Start of AVAILABLE DATA

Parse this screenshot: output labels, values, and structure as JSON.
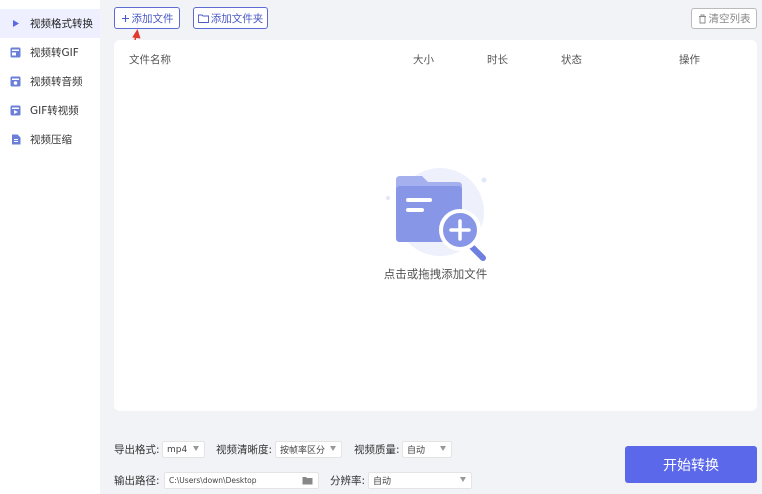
{
  "sidebar": {
    "items": [
      {
        "label": "视频格式转换",
        "icon": "play-icon",
        "active": true
      },
      {
        "label": "视频转GIF",
        "icon": "gif-icon"
      },
      {
        "label": "视频转音频",
        "icon": "audio-icon"
      },
      {
        "label": "GIF转视频",
        "icon": "gif-video-icon"
      },
      {
        "label": "视频压缩",
        "icon": "compress-icon"
      }
    ]
  },
  "toolbar": {
    "add_file_label": "添加文件",
    "add_folder_label": "添加文件夹",
    "clear_list_label": "清空列表"
  },
  "table": {
    "columns": [
      "文件名称",
      "大小",
      "时长",
      "状态",
      "操作"
    ],
    "empty_text": "点击或拖拽添加文件"
  },
  "settings": {
    "format_label": "导出格式:",
    "format_value": "mp4",
    "clarity_label": "视频清晰度:",
    "clarity_value": "按帧率区分",
    "quality_label": "视频质量:",
    "quality_value": "自动",
    "path_label": "输出路径:",
    "path_value": "C:\\Users\\down\\Desktop",
    "resolution_label": "分辨率:",
    "resolution_value": "自动"
  },
  "start_button_label": "开始转换",
  "colors": {
    "accent": "#5b68e9",
    "annotation_arrow": "#e03a2f"
  }
}
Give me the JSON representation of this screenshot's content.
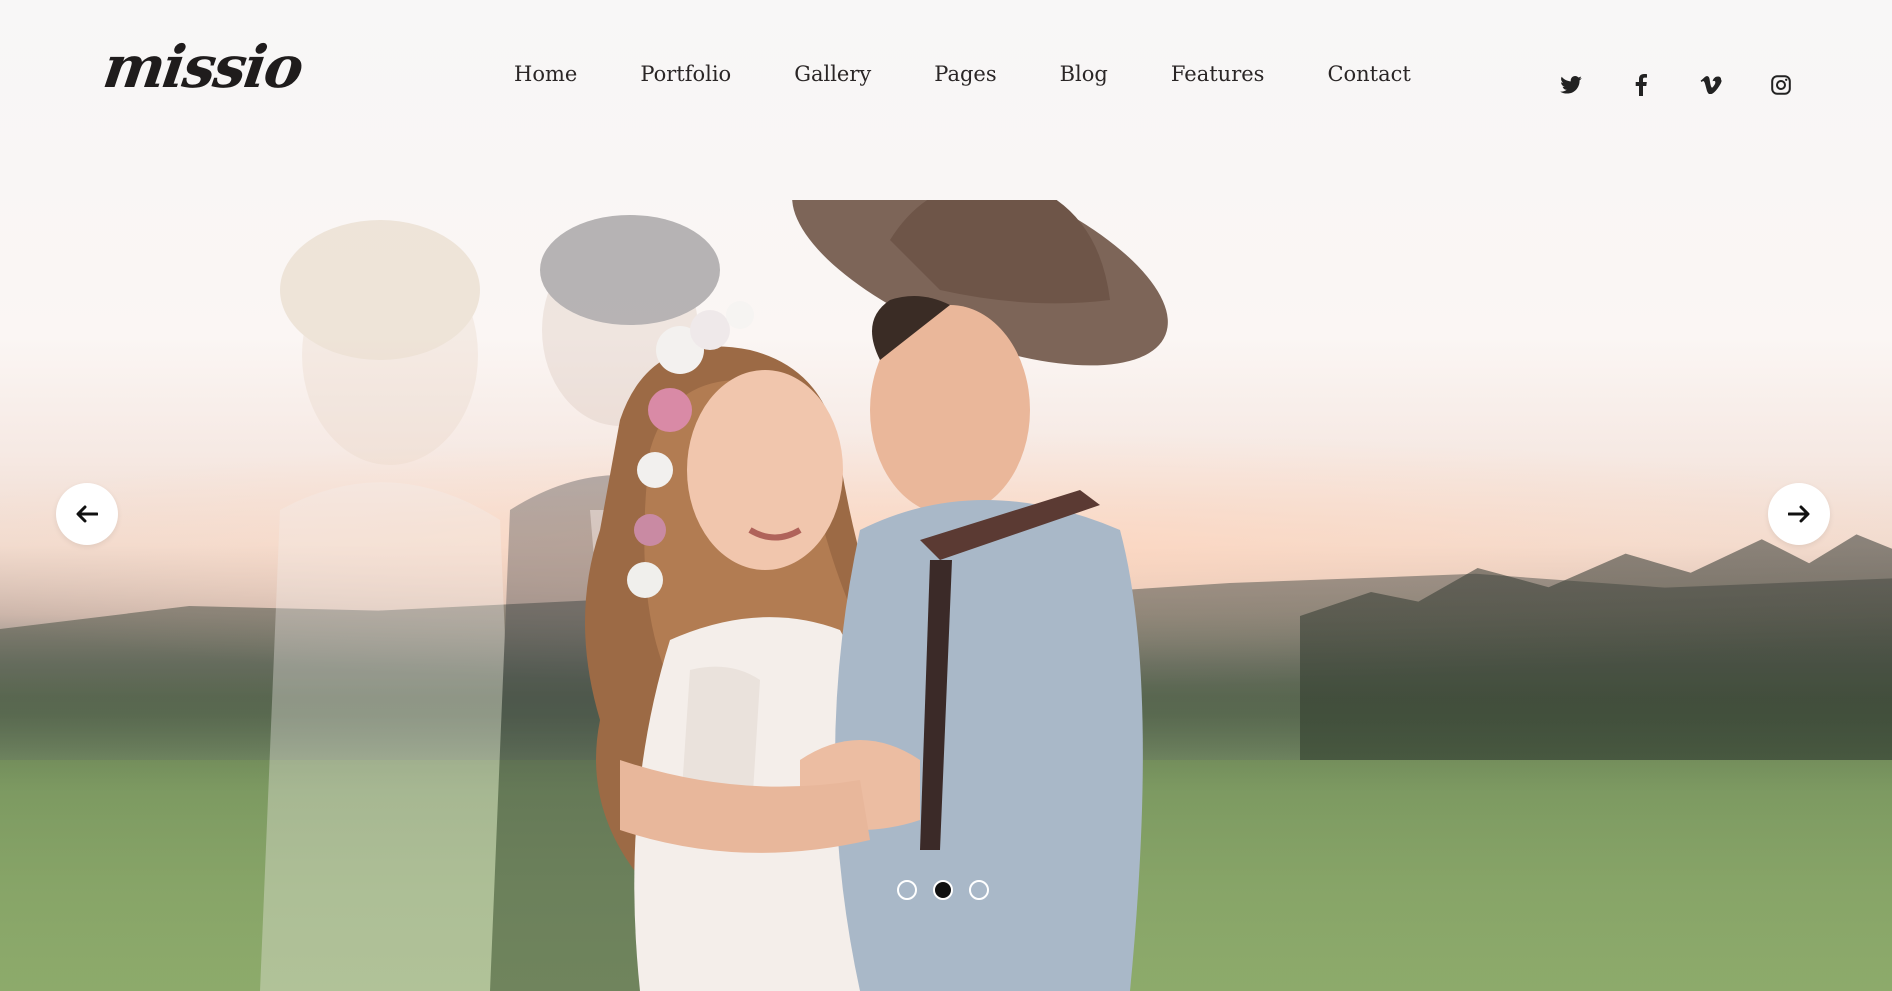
{
  "brand": {
    "logo_text": "missio"
  },
  "nav": {
    "items": [
      {
        "label": "Home"
      },
      {
        "label": "Portfolio"
      },
      {
        "label": "Gallery"
      },
      {
        "label": "Pages"
      },
      {
        "label": "Blog"
      },
      {
        "label": "Features"
      },
      {
        "label": "Contact"
      }
    ]
  },
  "social": {
    "icons": [
      "twitter-icon",
      "facebook-icon",
      "vimeo-icon",
      "instagram-icon"
    ]
  },
  "slider": {
    "prev_icon": "arrow-left-icon",
    "next_icon": "arrow-right-icon",
    "slide_count": 3,
    "active_slide": 2
  },
  "colors": {
    "text": "#2a2626",
    "accent_white": "#ffffff",
    "active_dot": "#111111"
  }
}
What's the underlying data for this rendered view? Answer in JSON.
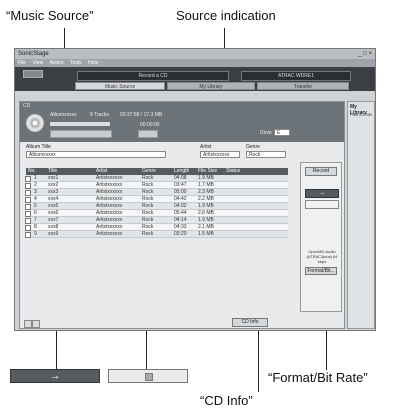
{
  "callouts": {
    "music_source": "“Music Source”",
    "source_indication": "Source indication",
    "format_bitrate": "“Format/Bit Rate”",
    "cd_info": "“CD Info”"
  },
  "app": {
    "title": "SonicStage",
    "menu": [
      "File",
      "View",
      "Action",
      "Tools",
      "Help"
    ],
    "source_display": "Record a CD",
    "device_display": "ATRAC WDRE1",
    "nav": [
      "Music Source",
      "My Library",
      "Transfer"
    ]
  },
  "cd": {
    "label": "CD",
    "album": "Albumxxxxx",
    "tracks": "9 Tracks",
    "total_time": "00:37:58 / 17.3 MB",
    "time_remaining": "00:00:00",
    "drive": "Drive",
    "drive_value": "E",
    "album_title_label": "Album Title",
    "album_title_value": "Albumxxxxx",
    "artist_label": "Artist",
    "artist_value": "Artistxxxxxx",
    "genre_label": "Genre",
    "genre_value": "Rock",
    "record_button": "Record",
    "format_text": "OpenMG Audio (ATRAC3plus) 64 kbps",
    "format_button": "Format/Bit...",
    "cd_info_button": "CD Info"
  },
  "table": {
    "headers": [
      "No.",
      "Title",
      "Artist",
      "Genre",
      "Length",
      "File Size",
      "Status"
    ],
    "rows": [
      [
        "1",
        "xxx1",
        "Artistxxxxxx",
        "Rock",
        "04:08",
        "1.9 MB",
        ""
      ],
      [
        "2",
        "xxx2",
        "Artistxxxxxx",
        "Rock",
        "03:47",
        "1.7 MB",
        ""
      ],
      [
        "3",
        "xxx3",
        "Artistxxxxxx",
        "Rock",
        "05:00",
        "2.3 MB",
        ""
      ],
      [
        "4",
        "xxx4",
        "Artistxxxxxx",
        "Rock",
        "04:42",
        "2.2 MB",
        ""
      ],
      [
        "5",
        "xxx5",
        "Artistxxxxxx",
        "Rock",
        "04:02",
        "1.9 MB",
        ""
      ],
      [
        "6",
        "xxx6",
        "Artistxxxxxx",
        "Rock",
        "05:44",
        "2.6 MB",
        ""
      ],
      [
        "7",
        "xxx7",
        "Artistxxxxxx",
        "Rock",
        "04:14",
        "1.9 MB",
        ""
      ],
      [
        "8",
        "xxx8",
        "Artistxxxxxx",
        "Rock",
        "04:33",
        "2.1 MB",
        ""
      ],
      [
        "9",
        "xxx9",
        "Artistxxxxxx",
        "Rock",
        "03:20",
        "1.5 MB",
        ""
      ]
    ]
  },
  "sidebar": {
    "title": "My Library",
    "free": "Free 8.2 GB"
  },
  "legend": {
    "arrow_symbol": "→"
  }
}
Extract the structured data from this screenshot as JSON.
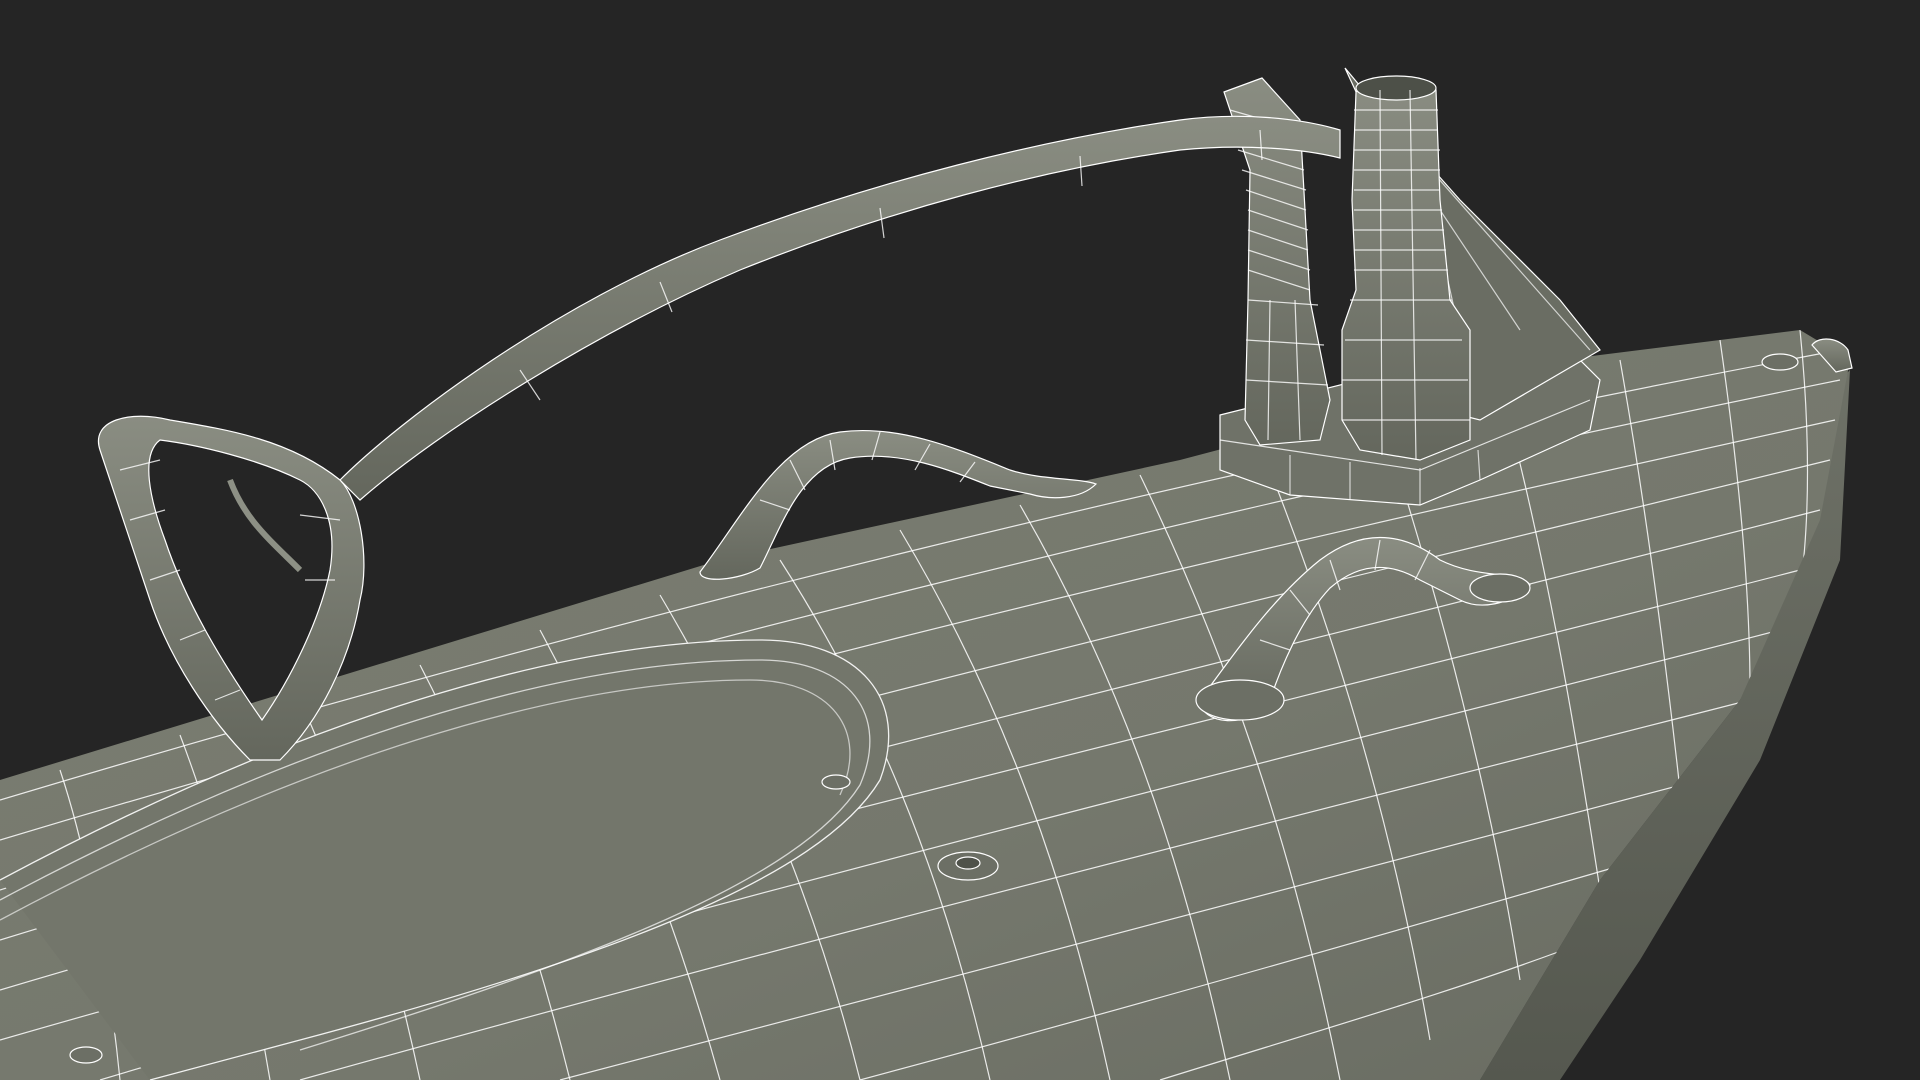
{
  "scene": {
    "background_color": "#252525",
    "surface_color": "#777a6f",
    "surface_dark_color": "#5f625a",
    "wire_color": "#ffffff",
    "subject": "wireframe-hull-with-handles-and-exhausts"
  }
}
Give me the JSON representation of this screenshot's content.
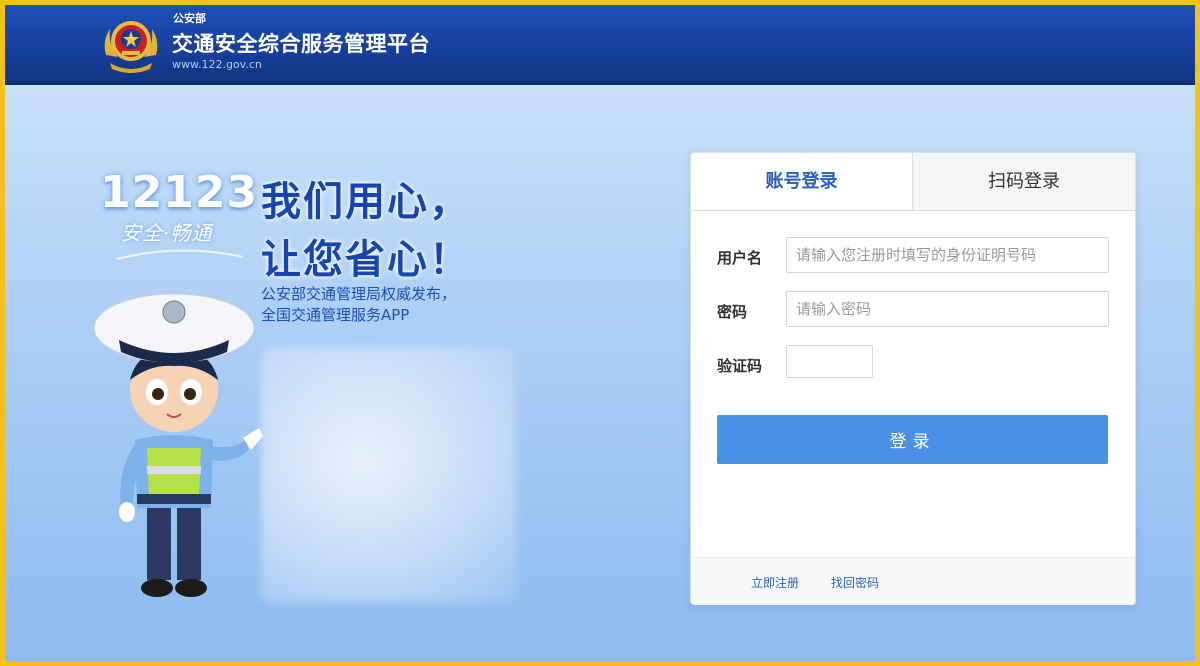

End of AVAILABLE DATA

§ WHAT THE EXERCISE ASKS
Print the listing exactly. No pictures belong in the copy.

§ EXERCISE SOLUTION
Parse this screenshot: output labels, values, and structure as JSON.
{
  "sidebar": {
    "items": [
      {
        "label": "视频格式转换",
        "icon": "play-icon",
        "active": true
      },
      {
        "label": "视频转GIF",
        "icon": "gif-icon"
      },
      {
        "label": "视频转音频",
        "icon": "audio-icon"
      },
      {
        "label": "GIF转视频",
        "icon": "gif-video-icon"
      },
      {
        "label": "视频压缩",
        "icon": "compress-icon"
      }
    ]
  },
  "toolbar": {
    "add_file_label": "添加文件",
    "add_folder_label": "添加文件夹",
    "clear_list_label": "清空列表"
  },
  "table": {
    "columns": [
      "文件名称",
      "大小",
      "时长",
      "状态",
      "操作"
    ],
    "empty_text": "点击或拖拽添加文件"
  },
  "settings": {
    "format_label": "导出格式:",
    "format_value": "mp4",
    "clarity_label": "视频清晰度:",
    "clarity_value": "按帧率区分",
    "quality_label": "视频质量:",
    "quality_value": "自动",
    "path_label": "输出路径:",
    "path_value": "C:\\Users\\down\\Desktop",
    "resolution_label": "分辨率:",
    "resolution_value": "自动"
  },
  "start_button_label": "开始转换",
  "colors": {
    "accent": "#5b68e9",
    "annotation_arrow": "#e03a2f"
  }
}
Give me the JSON representation of this screenshot's content.
{
  "brand": {
    "logo_text": "missio"
  },
  "nav": {
    "items": [
      {
        "label": "Home"
      },
      {
        "label": "Portfolio"
      },
      {
        "label": "Gallery"
      },
      {
        "label": "Pages"
      },
      {
        "label": "Blog"
      },
      {
        "label": "Features"
      },
      {
        "label": "Contact"
      }
    ]
  },
  "social": {
    "icons": [
      "twitter-icon",
      "facebook-icon",
      "vimeo-icon",
      "instagram-icon"
    ]
  },
  "slider": {
    "prev_icon": "arrow-left-icon",
    "next_icon": "arrow-right-icon",
    "slide_count": 3,
    "active_slide": 2
  },
  "colors": {
    "text": "#2a2626",
    "accent_white": "#ffffff",
    "active_dot": "#111111"
  }
}
What's the underlying data for this rendered view? Answer in JSON.
{
  "callouts": {
    "music_source": "“Music Source”",
    "source_indication": "Source indication",
    "format_bitrate": "“Format/Bit Rate”",
    "cd_info": "“CD Info”"
  },
  "app": {
    "title": "SonicStage",
    "menu": [
      "File",
      "View",
      "Action",
      "Tools",
      "Help"
    ],
    "source_display": "Record a CD",
    "device_display": "ATRAC WDRE1",
    "nav": [
      "Music Source",
      "My Library",
      "Transfer"
    ]
  },
  "cd": {
    "label": "CD",
    "album": "Albumxxxxx",
    "tracks": "9 Tracks",
    "total_time": "00:37:58 / 17.3 MB",
    "time_remaining": "00:00:00",
    "drive": "Drive",
    "drive_value": "E",
    "album_title_label": "Album Title",
    "album_title_value": "Albumxxxxx",
    "artist_label": "Artist",
    "artist_value": "Artistxxxxxx",
    "genre_label": "Genre",
    "genre_value": "Rock",
    "record_button": "Record",
    "format_text": "OpenMG Audio (ATRAC3plus) 64 kbps",
    "format_button": "Format/Bit...",
    "cd_info_button": "CD Info"
  },
  "table": {
    "headers": [
      "No.",
      "Title",
      "Artist",
      "Genre",
      "Length",
      "File Size",
      "Status"
    ],
    "rows": [
      [
        "1",
        "xxx1",
        "Artistxxxxxx",
        "Rock",
        "04:08",
        "1.9 MB",
        ""
      ],
      [
        "2",
        "xxx2",
        "Artistxxxxxx",
        "Rock",
        "03:47",
        "1.7 MB",
        ""
      ],
      [
        "3",
        "xxx3",
        "Artistxxxxxx",
        "Rock",
        "05:00",
        "2.3 MB",
        ""
      ],
      [
        "4",
        "xxx4",
        "Artistxxxxxx",
        "Rock",
        "04:42",
        "2.2 MB",
        ""
      ],
      [
        "5",
        "xxx5",
        "Artistxxxxxx",
        "Rock",
        "04:02",
        "1.9 MB",
        ""
      ],
      [
        "6",
        "xxx6",
        "Artistxxxxxx",
        "Rock",
        "05:44",
        "2.6 MB",
        ""
      ],
      [
        "7",
        "xxx7",
        "Artistxxxxxx",
        "Rock",
        "04:14",
        "1.9 MB",
        ""
      ],
      [
        "8",
        "xxx8",
        "Artistxxxxxx",
        "Rock",
        "04:33",
        "2.1 MB",
        ""
      ],
      [
        "9",
        "xxx9",
        "Artistxxxxxx",
        "Rock",
        "03:20",
        "1.5 MB",
        ""
      ]
    ]
  },
  "sidebar": {
    "title": "My Library",
    "free": "Free 8.2 GB"
  },
  "legend": {
    "arrow_symbol": "→"
  }
}
Extract the structured data from this screenshot as JSON.
{
  "scene": {
    "background_color": "#252525",
    "surface_color": "#777a6f",
    "surface_dark_color": "#5f625a",
    "wire_color": "#ffffff",
    "subject": "wireframe-hull-with-handles-and-exhausts"
  }
}
Give me the JSON representation of this screenshot's content.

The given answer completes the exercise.